# # Set Theory Axioms

Specifically, ZFC is a collection of approximately 9 axioms (depending on convention and precise formulation) that, taken together, define the core of mathematics through the usage of set theory. More formally, ZFC is a predicate logic equipped with a binary relation ∈, which refers to set membership and is read as "in". To be clear, it is said that a∈b when a is an element of b.

## # Notation

In general, statements in set theory are expressed using first-order logic, which uses a number of quantifiers (or logical symbols):

• means "is in", as in the introduction.
• means "for all"; e.g. (translated: for all real ) is a way of expressing the trivial inequality.
• means "there exists"; e.g. (translated: for all real , there exists a real such that y^3=x) is a way of stating that every real number has a real cube root.
• means "is equivalent to". For example, is a way of expressing the fact that is positive if and only if is positive.
• means "implies". For example, s a way of expressing the fact that the square of a positive number is positive. Note that , since is a false statement (e.g. for ).
• means "logical and"; e.g. is a way of expressing the fact that is positive and is negative; i.e. is negative.

This allows for the axioms in ZFC to be stated succinctly using symbols, as in the following section.

### # Formal Definition (Axioms)

The axioms of ZFC can be stated in several equivalent ways, and have slightly different names and logical formulations depending on the source. Of course, each individual source will have a rigorous correct treatment of the axioms, one of which follows:

## # Axiom of extensionality

TIP

In other words, if for all , then . In plain language, this statement is equivalent to "If two sets have the same elements, they are the same set."

## # Axiom of pairing

where denotes the logical or quantifier.

TIP

In other words, for all and , there exists a such that for all , is equivalent to the statement " or ". In plain language, this statement is equivalent to "Given two elements, there exists a set containing exactly those two elements."

## # Axiom of comprehension

ϕ

where is the logical and quantifier, and is an arbitrary property. Axiom of comprehension: the elements of satisfying form a new set

TIP

In plain language, this statement is equivalent to "Given any property and set , there exists a set containing all elements of that satisfy ." In informal terms, a subset of a set can be constructed by a succinct rule; e.g. the rule " even" applied to the set of integers results in a new set.

## # Axiom of union

where is the logical and qualifier.

TIP

In other words, for all there exists a such that for all , is equivalent to the statement "There exists such that and ." In plain language, there exists a set consisting of the union of all elements of .

## # Axiom of power set

TIP

In other words, for any set , there exists a set whose elements are subsets of . In plain language, this axiom states that the power set of exists.

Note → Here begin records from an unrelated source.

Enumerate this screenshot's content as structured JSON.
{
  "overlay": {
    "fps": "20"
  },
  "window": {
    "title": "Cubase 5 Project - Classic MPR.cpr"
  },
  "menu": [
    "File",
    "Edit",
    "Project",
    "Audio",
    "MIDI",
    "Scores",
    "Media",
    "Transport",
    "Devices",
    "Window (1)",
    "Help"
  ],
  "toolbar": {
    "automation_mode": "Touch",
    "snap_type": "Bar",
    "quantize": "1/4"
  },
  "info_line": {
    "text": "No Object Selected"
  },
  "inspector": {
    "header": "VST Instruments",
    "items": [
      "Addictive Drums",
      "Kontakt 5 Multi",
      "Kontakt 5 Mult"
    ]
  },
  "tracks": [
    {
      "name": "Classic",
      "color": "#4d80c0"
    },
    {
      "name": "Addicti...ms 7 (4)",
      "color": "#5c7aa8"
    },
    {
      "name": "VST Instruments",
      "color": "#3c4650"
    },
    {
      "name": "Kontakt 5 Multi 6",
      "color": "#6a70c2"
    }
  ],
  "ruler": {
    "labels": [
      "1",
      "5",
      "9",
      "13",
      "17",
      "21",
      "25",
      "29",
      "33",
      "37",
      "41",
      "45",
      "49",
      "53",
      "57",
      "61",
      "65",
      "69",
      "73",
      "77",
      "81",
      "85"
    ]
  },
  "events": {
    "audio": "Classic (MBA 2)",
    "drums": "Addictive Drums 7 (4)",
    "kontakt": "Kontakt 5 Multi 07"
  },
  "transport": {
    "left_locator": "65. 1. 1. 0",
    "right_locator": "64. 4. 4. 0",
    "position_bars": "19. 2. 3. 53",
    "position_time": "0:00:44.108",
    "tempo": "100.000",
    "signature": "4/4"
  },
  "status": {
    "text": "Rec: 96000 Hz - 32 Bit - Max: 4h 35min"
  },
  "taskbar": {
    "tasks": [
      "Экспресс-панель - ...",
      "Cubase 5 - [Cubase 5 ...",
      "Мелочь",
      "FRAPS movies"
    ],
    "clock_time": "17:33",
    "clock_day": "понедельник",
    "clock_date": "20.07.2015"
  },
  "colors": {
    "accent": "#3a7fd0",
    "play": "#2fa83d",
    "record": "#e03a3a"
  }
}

## # Axiom of infinity

TIP

In simpler terms, an infinite set exists.

## # Axiom of replacement

If is any function, then for any set there exists a set . The statement in logical quantifiers is more complex. A function takes any set to a new set

## # Axiom of regularity

TIP

In other words, for all non-empty sets , there exists an element of that is disjoint with (shares no elements with ). This has two major consequences:

• No set can be an element of itself. This resolves Russell's paradox.
• Every set has a smallest element with respect to ∈.

These 8 axioms define a consistent theory, ZF (though, of course, it is very difficult to prove that this system is consistent). When the axiom of choice is added to the eight axioms above, the theory becomes ZFC (the "C" for choice), and it is this system that is commonly used as the foundation of mathematics.

Last Updated: 10/29/2019, 11:32:46 AM